Problem description:
Restate the records below word for word.

#####

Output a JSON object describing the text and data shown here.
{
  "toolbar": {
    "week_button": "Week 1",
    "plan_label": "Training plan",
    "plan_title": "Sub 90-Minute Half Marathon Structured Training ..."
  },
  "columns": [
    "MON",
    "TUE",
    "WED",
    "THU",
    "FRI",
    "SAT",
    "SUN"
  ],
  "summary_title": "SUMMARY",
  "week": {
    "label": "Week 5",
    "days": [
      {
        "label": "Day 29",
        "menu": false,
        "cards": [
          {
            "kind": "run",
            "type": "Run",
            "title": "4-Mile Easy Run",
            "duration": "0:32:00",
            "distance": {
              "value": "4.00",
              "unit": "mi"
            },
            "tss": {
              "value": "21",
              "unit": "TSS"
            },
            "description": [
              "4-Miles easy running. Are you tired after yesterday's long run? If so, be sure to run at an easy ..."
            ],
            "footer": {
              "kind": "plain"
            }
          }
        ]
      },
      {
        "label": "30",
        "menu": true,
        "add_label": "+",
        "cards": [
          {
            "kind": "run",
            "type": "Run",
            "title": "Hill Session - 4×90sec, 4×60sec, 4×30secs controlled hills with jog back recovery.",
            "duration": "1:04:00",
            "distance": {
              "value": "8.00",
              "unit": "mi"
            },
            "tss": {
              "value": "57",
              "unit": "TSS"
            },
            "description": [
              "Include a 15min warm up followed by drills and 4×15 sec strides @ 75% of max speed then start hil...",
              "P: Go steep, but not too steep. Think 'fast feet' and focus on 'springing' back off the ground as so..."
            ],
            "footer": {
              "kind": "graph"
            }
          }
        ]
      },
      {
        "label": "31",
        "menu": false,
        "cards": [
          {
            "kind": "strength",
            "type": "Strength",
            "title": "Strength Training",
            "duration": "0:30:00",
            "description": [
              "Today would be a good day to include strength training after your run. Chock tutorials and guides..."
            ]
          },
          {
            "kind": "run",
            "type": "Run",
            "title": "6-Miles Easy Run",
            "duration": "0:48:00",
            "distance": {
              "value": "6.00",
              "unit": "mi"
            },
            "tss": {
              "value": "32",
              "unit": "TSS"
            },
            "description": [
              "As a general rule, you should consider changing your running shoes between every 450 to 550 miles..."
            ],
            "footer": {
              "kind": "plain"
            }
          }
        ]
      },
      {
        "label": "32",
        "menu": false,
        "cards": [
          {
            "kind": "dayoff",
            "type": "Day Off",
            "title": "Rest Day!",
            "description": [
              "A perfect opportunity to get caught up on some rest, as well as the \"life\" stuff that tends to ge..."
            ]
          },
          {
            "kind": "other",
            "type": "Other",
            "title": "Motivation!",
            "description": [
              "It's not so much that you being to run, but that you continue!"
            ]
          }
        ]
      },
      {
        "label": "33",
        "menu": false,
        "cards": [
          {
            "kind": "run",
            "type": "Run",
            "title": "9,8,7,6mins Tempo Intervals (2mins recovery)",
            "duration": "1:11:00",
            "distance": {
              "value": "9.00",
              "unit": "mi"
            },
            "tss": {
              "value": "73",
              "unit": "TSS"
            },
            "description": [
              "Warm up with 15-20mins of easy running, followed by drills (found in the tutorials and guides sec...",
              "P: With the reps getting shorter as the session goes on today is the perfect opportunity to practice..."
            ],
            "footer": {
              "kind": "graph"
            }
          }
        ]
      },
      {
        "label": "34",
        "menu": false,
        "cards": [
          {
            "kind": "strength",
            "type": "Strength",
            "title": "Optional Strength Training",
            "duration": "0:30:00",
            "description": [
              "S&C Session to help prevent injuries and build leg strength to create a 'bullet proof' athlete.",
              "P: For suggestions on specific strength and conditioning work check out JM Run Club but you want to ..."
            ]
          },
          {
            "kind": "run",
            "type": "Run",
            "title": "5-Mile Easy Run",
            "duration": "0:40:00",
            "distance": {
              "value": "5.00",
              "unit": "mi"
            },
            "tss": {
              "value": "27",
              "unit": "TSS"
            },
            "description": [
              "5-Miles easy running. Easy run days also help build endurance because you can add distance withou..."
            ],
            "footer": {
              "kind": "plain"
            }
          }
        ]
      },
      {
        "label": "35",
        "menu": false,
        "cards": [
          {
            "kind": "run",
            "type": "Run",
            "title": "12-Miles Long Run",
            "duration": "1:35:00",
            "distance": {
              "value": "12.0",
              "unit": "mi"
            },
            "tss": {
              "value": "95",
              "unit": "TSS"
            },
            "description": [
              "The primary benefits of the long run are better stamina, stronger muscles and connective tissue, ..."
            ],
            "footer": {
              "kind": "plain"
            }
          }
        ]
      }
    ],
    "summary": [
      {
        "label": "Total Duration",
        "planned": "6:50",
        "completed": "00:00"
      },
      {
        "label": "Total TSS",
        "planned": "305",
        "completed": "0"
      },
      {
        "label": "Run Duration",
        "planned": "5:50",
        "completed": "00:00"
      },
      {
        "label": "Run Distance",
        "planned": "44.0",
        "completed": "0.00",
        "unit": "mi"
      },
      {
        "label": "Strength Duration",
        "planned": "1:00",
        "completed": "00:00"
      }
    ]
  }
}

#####

Output of the task:
Output a JSON object describing the text and data shown here.
{
  "toolbar": {
    "week_button": "Week 1",
    "plan_label": "Training plan",
    "plan_title": "Sub 90-Minute Half Marathon Structured Training ..."
  },
  "columns": [
    "MON",
    "TUE",
    "WED",
    "THU",
    "FRI",
    "SAT",
    "SUN"
  ],
  "summary_title": "SUMMARY",
  "week": {
    "label": "Week 5",
    "days": [
      {
        "label": "Day 29",
        "menu": false,
        "cards": [
          {
            "kind": "run",
            "type": "Run",
            "title": "4-Mile Easy Run",
            "duration": "0:32:00",
            "distance": {
              "value": "4.00",
              "unit": "mi"
            },
            "tss": {
              "value": "21",
              "unit": "TSS"
            },
            "description": [
              "4-Miles easy running. Are you tired after yesterday's long run? If so, be sure to run at an easy ..."
            ],
            "footer": {
              "kind": "plain"
            }
          }
        ]
      },
      {
        "label": "30",
        "menu": true,
        "add_label": "+",
        "cards": [
          {
            "kind": "run",
            "type": "Run",
            "title": "Hill Session - 4×90sec, 4×60sec, 4×30secs controlled hills with jog back recovery.",
            "duration": "1:04:00",
            "distance": {
              "value": "8.00",
              "unit": "mi"
            },
            "tss": {
              "value": "57",
              "unit": "TSS"
            },
            "description": [
              "Include a 15min warm up followed by drills and 4×15 sec strides @ 75% of max speed then start hil...",
              "P: Go steep, but not too steep. Think 'fast feet' and focus on 'springing' back off the ground as so..."
            ],
            "footer": {
              "kind": "graph"
            }
          }
        ]
      },
      {
        "label": "31",
        "menu": false,
        "cards": [
          {
            "kind": "strength",
            "type": "Strength",
            "title": "Strength Training",
            "duration": "0:30:00",
            "description": [
              "Today would be a good day to include strength training after your run. Chock tutorials and guides..."
            ]
          },
          {
            "kind": "run",
            "type": "Run",
            "title": "6-Miles Easy Run",
            "duration": "0:48:00",
            "distance": {
              "value": "6.00",
              "unit": "mi"
            },
            "tss": {
              "value": "32",
              "unit": "TSS"
            },
            "description": [
              "As a general rule, you should consider changing your running shoes between every 450 to 550 miles..."
            ],
            "footer": {
              "kind": "plain"
            }
          }
        ]
      },
      {
        "label": "32",
        "menu": false,
        "cards": [
          {
            "kind": "dayoff",
            "type": "Day Off",
            "title": "Rest Day!",
            "description": [
              "A perfect opportunity to get caught up on some rest, as well as the \"life\" stuff that tends to ge..."
            ]
          },
          {
            "kind": "other",
            "type": "Other",
            "title": "Motivation!",
            "description": [
              "It's not so much that you being to run, but that you continue!"
            ]
          }
        ]
      },
      {
        "label": "33",
        "menu": false,
        "cards": [
          {
            "kind": "run",
            "type": "Run",
            "title": "9,8,7,6mins Tempo Intervals (2mins recovery)",
            "duration": "1:11:00",
            "distance": {
              "value": "9.00",
              "unit": "mi"
            },
            "tss": {
              "value": "73",
              "unit": "TSS"
            },
            "description": [
              "Warm up with 15-20mins of easy running, followed by drills (found in the tutorials and guides sec...",
              "P: With the reps getting shorter as the session goes on today is the perfect opportunity to practice..."
            ],
            "footer": {
              "kind": "graph"
            }
          }
        ]
      },
      {
        "label": "34",
        "menu": false,
        "cards": [
          {
            "kind": "strength",
            "type": "Strength",
            "title": "Optional Strength Training",
            "duration": "0:30:00",
            "description": [
              "S&C Session to help prevent injuries and build leg strength to create a 'bullet proof' athlete.",
              "P: For suggestions on specific strength and conditioning work check out JM Run Club but you want to ..."
            ]
          },
          {
            "kind": "run",
            "type": "Run",
            "title": "5-Mile Easy Run",
            "duration": "0:40:00",
            "distance": {
              "value": "5.00",
              "unit": "mi"
            },
            "tss": {
              "value": "27",
              "unit": "TSS"
            },
            "description": [
              "5-Miles easy running. Easy run days also help build endurance because you can add distance withou..."
            ],
            "footer": {
              "kind": "plain"
            }
          }
        ]
      },
      {
        "label": "35",
        "menu": false,
        "cards": [
          {
            "kind": "run",
            "type": "Run",
            "title": "12-Miles Long Run",
            "duration": "1:35:00",
            "distance": {
              "value": "12.0",
              "unit": "mi"
            },
            "tss": {
              "value": "95",
              "unit": "TSS"
            },
            "description": [
              "The primary benefits of the long run are better stamina, stronger muscles and connective tissue, ..."
            ],
            "footer": {
              "kind": "plain"
            }
          }
        ]
      }
    ],
    "summary": [
      {
        "label": "Total Duration",
        "planned": "6:50",
        "completed": "00:00"
      },
      {
        "label": "Total TSS",
        "planned": "305",
        "completed": "0"
      },
      {
        "label": "Run Duration",
        "planned": "5:50",
        "completed": "00:00"
      },
      {
        "label": "Run Distance",
        "planned": "44.0",
        "completed": "0.00",
        "unit": "mi"
      },
      {
        "label": "Strength Duration",
        "planned": "1:00",
        "completed": "00:00"
      }
    ]
  }
}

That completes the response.